Shaft emerged from a combination of Tidyman’s desperation to make it as a writer and, as he put it in an interview, his “awareness of both social and literary situations in a changing city.… Read more

Beat Not the Bones & the story of an Australian Edgar Allan Poe Award winner

Beat Not the Bones Avon 1955As many of the my US readers will no doubt be aware, America’s foremost crime writing awards, the annual Mystery Writers of America Edgar Allan Poe Awards, will be presented on April 28.

The upcoming awards make it an opportune time to revisit the winner of the Edgar Award in 1954. That book was called Beat Not the Bones, and it was written not by an American but by an Adelaide-born woman called Geraldine Halls, writing under the pseudonym, Charlotte Jay. That the winner the next year was Raymond Chandler’s The Long Goodbye, gives you some idea how prestigious Halls’ win was.

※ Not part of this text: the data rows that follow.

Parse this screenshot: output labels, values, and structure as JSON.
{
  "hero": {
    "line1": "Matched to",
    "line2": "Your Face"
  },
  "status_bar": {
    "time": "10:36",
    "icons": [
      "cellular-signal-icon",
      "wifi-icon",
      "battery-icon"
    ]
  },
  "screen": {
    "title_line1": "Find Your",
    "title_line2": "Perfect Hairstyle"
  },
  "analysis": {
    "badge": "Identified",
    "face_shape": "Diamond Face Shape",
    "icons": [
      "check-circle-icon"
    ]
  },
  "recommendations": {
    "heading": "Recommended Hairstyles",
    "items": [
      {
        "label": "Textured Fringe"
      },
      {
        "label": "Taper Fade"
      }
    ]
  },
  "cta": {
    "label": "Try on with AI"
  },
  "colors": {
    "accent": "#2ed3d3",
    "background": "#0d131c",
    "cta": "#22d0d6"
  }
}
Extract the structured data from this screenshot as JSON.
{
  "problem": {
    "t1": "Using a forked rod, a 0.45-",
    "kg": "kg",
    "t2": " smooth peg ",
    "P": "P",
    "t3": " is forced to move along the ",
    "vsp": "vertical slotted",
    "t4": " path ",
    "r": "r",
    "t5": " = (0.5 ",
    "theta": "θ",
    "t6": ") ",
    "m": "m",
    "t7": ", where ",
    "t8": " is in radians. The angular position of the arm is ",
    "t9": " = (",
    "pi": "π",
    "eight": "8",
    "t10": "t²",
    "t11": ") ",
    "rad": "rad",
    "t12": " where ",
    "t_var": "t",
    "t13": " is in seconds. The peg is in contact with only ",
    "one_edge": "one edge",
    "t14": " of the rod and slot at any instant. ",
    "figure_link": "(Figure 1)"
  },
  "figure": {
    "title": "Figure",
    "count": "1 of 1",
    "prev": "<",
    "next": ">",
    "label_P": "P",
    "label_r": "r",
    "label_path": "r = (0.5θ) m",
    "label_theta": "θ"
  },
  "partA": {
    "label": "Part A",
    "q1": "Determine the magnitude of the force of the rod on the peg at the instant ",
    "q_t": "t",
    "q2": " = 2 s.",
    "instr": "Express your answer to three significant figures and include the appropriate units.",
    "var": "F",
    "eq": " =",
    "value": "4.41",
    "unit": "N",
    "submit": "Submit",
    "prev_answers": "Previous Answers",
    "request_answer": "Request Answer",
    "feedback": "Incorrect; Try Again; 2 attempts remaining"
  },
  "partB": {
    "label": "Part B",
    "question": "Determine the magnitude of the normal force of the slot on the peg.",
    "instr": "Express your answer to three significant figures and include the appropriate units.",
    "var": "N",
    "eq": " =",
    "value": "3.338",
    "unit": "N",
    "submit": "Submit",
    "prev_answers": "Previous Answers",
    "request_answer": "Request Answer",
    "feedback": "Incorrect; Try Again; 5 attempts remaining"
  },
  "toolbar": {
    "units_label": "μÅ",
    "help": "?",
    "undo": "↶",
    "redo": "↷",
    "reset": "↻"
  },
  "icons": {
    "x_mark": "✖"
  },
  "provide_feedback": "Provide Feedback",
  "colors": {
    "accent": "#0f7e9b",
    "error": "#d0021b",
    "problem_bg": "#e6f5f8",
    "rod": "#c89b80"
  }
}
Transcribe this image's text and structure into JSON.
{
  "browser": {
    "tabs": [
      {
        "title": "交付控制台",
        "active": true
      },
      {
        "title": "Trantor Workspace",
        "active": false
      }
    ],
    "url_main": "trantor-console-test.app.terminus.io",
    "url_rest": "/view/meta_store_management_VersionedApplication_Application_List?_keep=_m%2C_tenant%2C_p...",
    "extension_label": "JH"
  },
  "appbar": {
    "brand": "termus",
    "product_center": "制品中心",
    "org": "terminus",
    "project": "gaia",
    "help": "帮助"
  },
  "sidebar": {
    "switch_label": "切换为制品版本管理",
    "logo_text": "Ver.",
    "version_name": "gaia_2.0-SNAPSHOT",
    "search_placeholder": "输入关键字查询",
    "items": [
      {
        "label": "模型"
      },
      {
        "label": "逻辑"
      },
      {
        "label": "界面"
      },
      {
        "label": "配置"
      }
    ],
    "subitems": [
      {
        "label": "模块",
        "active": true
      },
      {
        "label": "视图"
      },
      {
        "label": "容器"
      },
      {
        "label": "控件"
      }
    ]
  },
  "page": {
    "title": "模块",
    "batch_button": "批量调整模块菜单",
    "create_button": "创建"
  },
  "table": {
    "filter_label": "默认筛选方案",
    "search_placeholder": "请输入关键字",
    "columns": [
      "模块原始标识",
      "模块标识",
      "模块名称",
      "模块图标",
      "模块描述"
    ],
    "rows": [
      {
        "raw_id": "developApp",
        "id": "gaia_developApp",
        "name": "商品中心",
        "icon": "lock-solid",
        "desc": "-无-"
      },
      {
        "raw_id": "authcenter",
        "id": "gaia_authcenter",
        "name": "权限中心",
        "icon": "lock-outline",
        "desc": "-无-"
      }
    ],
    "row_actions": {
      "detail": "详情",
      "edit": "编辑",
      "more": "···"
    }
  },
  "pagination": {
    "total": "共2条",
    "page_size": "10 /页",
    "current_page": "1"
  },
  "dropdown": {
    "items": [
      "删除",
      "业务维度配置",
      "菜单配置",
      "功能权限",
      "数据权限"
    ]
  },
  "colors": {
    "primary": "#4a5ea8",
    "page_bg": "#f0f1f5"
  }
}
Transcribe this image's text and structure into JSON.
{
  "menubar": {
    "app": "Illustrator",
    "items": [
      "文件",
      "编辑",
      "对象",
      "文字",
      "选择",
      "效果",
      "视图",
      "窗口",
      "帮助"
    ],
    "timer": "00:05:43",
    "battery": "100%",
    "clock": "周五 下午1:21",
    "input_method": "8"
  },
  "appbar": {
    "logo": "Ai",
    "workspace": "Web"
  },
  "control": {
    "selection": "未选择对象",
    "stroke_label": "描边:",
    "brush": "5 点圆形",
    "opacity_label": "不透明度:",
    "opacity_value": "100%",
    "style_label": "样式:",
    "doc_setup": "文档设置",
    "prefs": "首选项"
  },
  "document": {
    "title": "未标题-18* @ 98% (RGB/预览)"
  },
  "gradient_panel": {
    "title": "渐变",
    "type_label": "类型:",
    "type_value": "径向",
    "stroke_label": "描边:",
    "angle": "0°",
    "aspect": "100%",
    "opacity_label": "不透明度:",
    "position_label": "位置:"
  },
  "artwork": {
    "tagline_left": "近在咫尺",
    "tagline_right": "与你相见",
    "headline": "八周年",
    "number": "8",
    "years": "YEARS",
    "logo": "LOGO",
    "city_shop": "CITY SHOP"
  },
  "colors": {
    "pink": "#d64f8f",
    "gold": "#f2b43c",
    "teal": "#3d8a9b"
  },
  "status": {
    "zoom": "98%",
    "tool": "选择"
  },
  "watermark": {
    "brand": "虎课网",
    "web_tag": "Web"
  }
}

Why some writers and their books go onto achieve lasting literary fame, while others, in this case Halls and her considerable work, sink into obscurity, always fascinates me. In a writing career stretching from 1951 to her last published novel in 1995, she produced fifteen books. Seven of these appeared under the pseudonym of Jay, her maiden name, and seven as Geraldine Halls, Halls being her married name. Another was published under the alias Geraldine Mary Jay.

There is very little information available about Halls, who died in Adelaide in October 1996, and the only image I could find on the Internet is on the Austlit site and is taken from the Adelaide Advertiser, dated May 8, 1853.… Read more